In the vernacular of game lore, a "grognard" is one who plays board wargames (fn1). "Grognard-capture" came along later as an apparent dilution (and a mildly derogatory one at that) to stand for hard-core gamers in general (fn2). Perhaps the latter hijack is the better sense of capture.
I spent the last couple of weeks reminiscing (with help) about what the board wargame legacy is (or, as stated, perhaps it's obituary is premature). Personally I look to the wane of this genre of play as a symbol of the larger demise of turn-based gaming in general. Lazy RTS! [humor]. Lazy, lazy First Person! [more humor!] More seriously, I'd like to collect pointers to the recollections of others on this and related subject.
I list a number of essays/posts that I have that are in turn entry points to other resources (avoiding duplication). In general I am somewhat disappointed with the quantity of commentary that I've been able to find. I'm sure it is generational - every Tom and Sally MMORPG player is an online commentator in this age, but in that age...
I would be most glad for insight and comment from players - X or otherwise.
- Allen Varney' s introductory Escapist article "Les Grognards." December 5, 2005.
- Update: Excellent blog on tabletop gaming - Zone of Influence.
- Nate: "The Grognards" (musings on a small irony and the genre). "A Farewell to Hexes" (in part, a deferential nod to Greg Costikyan's excellent original, and Matthew Kirschenbaum's uber "I was a Teenage Grognard", also a view towards turn-based gaming).
- Wikipedia entry for Wargames contains a solid set of links and description.
Grognard . (Fr. “grumbler” from Fr. “grogner” 1. snarl 2. grunt 3. growl 4. grumble [râler] 5. gripe [râler] and Fr. “grognon” 1. grouch 2. curmudgeon) may mean:
Napoleon Bonaparte’s name for old veteran soldiers; specifically the Grenadiers of the Imperial Guard (Grenadiers à Pied de la Garde Impériale).
slang for someone who enjoys playing board wargames.
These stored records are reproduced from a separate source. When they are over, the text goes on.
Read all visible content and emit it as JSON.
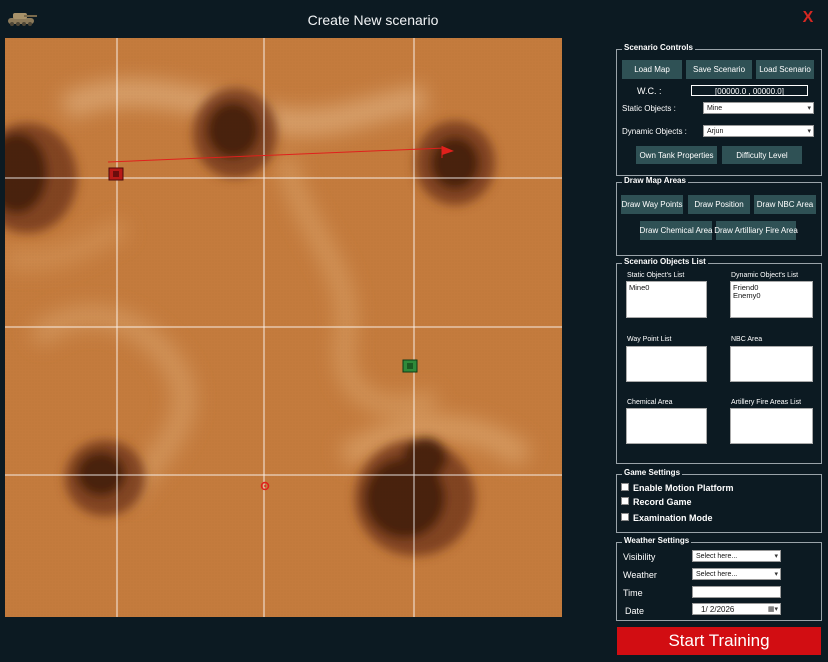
{
  "window": {
    "title": "Create New scenario",
    "close_label": "X"
  },
  "scenario_controls": {
    "legend": "Scenario Controls",
    "load_map": "Load Map",
    "save_scenario": "Save Scenario",
    "load_scenario": "Load Scenario",
    "wc_label": "W.C. :",
    "wc_value": "[00000.0 , 00000.0]",
    "static_label": "Static Objects :",
    "static_value": "Mine",
    "dynamic_label": "Dynamic Objects :",
    "dynamic_value": "Arjun",
    "own_tank": "Own Tank Properties",
    "difficulty": "Difficulty Level"
  },
  "draw_map_areas": {
    "legend": "Draw Map Areas",
    "way_points": "Draw Way Points",
    "position": "Draw Position",
    "nbc": "Draw NBC Area",
    "chemical": "Draw Chemical Area",
    "artillery": "Draw Artilliary Fire Area"
  },
  "objects_list": {
    "legend": "Scenario Objects List",
    "static_list_label": "Static Object's List",
    "static_items": [
      "Mine0"
    ],
    "dynamic_list_label": "Dynamic Object's List",
    "dynamic_items": [
      "Friend0",
      "Enemy0"
    ],
    "way_point_label": "Way Point List",
    "nbc_label": "NBC Area",
    "chemical_label": "Chemical Area",
    "artillery_label": "Artillery Fire Areas List"
  },
  "game_settings": {
    "legend": "Game Settings",
    "motion": "Enable Motion Platform",
    "record": "Record Game",
    "exam": "Examination Mode"
  },
  "weather": {
    "legend": "Weather Settings",
    "visibility_label": "Visibility",
    "visibility_value": "Select here...",
    "weather_label": "Weather",
    "weather_value": "Select here...",
    "time_label": "Time",
    "time_value": "",
    "date_label": "Date",
    "date_value": "1/  2/2026"
  },
  "start_training": "Start Training",
  "colors": {
    "accent_button": "#2f5155",
    "start": "#d20d12",
    "terrain": "#c07a3c",
    "background": "#0c1a22"
  }
}
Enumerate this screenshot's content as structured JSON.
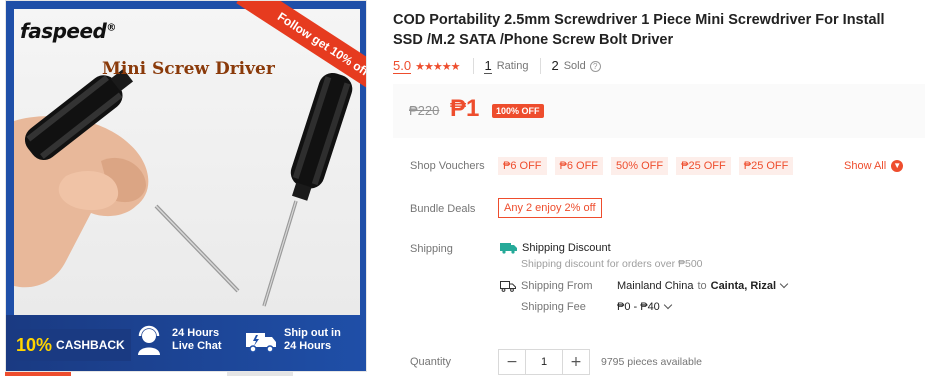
{
  "image": {
    "brand": "faspeed",
    "brand_mark": "®",
    "title": "Mini Screw Driver",
    "ribbon": "Follow get 10% off",
    "cashback_pct": "10%",
    "cashback_word": "CASHBACK",
    "feature1_line1": "24 Hours",
    "feature1_line2": "Live Chat",
    "feature2_line1": "Ship out in",
    "feature2_line2": "24 Hours",
    "colors": {
      "frame": "#1f4fa8",
      "ribbon": "#e63b1f",
      "cashback_pct": "#ffd400"
    }
  },
  "product": {
    "title": "COD Portability 2.5mm Screwdriver 1 Piece Mini Screwdriver For Install SSD /M.2 SATA /Phone Screw Bolt Driver",
    "score": "5.0",
    "stars": 5,
    "rating_count": "1",
    "rating_label": "Rating",
    "sold_count": "2",
    "sold_label": "Sold",
    "old_price": "₱220",
    "new_price": "₱1",
    "discount_badge": "100% OFF"
  },
  "vouchers": {
    "label": "Shop Vouchers",
    "items": [
      "₱6 OFF",
      "₱6 OFF",
      "50% OFF",
      "₱25 OFF",
      "₱25 OFF"
    ],
    "show_all": "Show All"
  },
  "bundle": {
    "label": "Bundle Deals",
    "value": "Any 2 enjoy 2% off"
  },
  "shipping": {
    "label": "Shipping",
    "discount_title": "Shipping Discount",
    "discount_sub": "Shipping discount for orders over ₱500",
    "from_label": "Shipping From",
    "from_value": "Mainland China",
    "to_word": "to",
    "destination": "Cainta, Rizal",
    "fee_label": "Shipping Fee",
    "fee_value": "₱0 - ₱40"
  },
  "quantity": {
    "label": "Quantity",
    "value": "1",
    "minus": "−",
    "plus": "+",
    "available": "9795 pieces available"
  },
  "accent_color": "#ee4d2d"
}
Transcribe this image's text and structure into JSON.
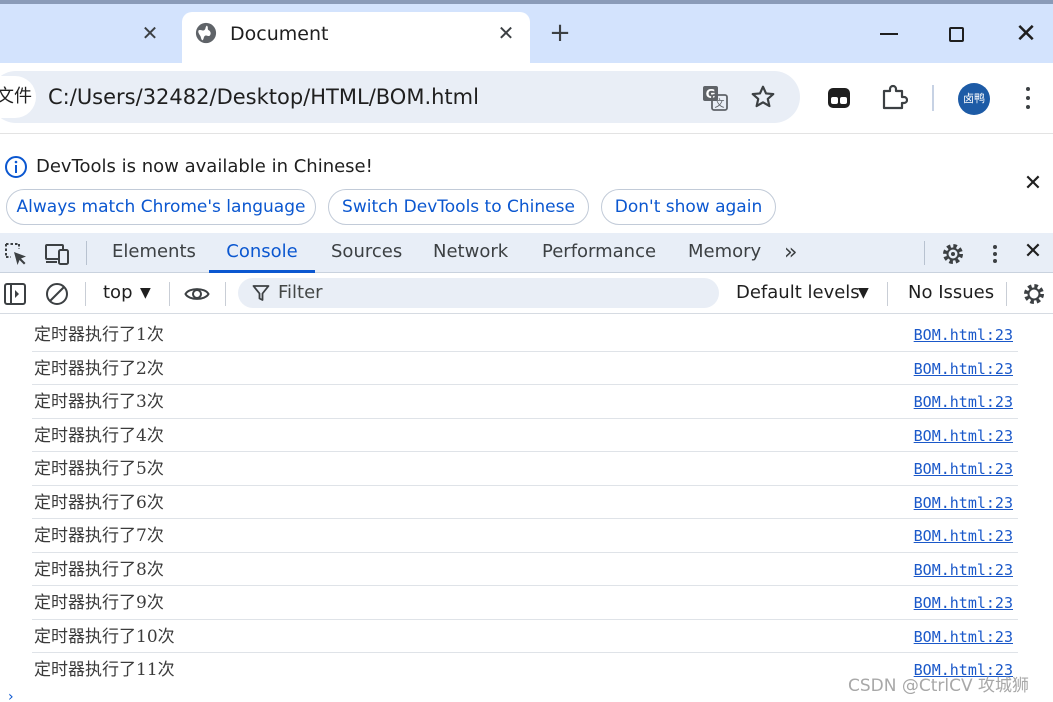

This use is supposed to have been coined by John Young in the early 1970s while employed by Simulations Publications, Inc. Originally this term referred to the “old guard” of gamers who were playing military board games prior to 1969…
Via Greg Costikyan: "Grognard" was a slang term for members of Napoleon's Old Guard. Hardcore board wargamers adopted it as a term for themselves. By extention, grognard capture means capture of a game style by the hardest-core and most experienced players--to the ultimate exclusion of others.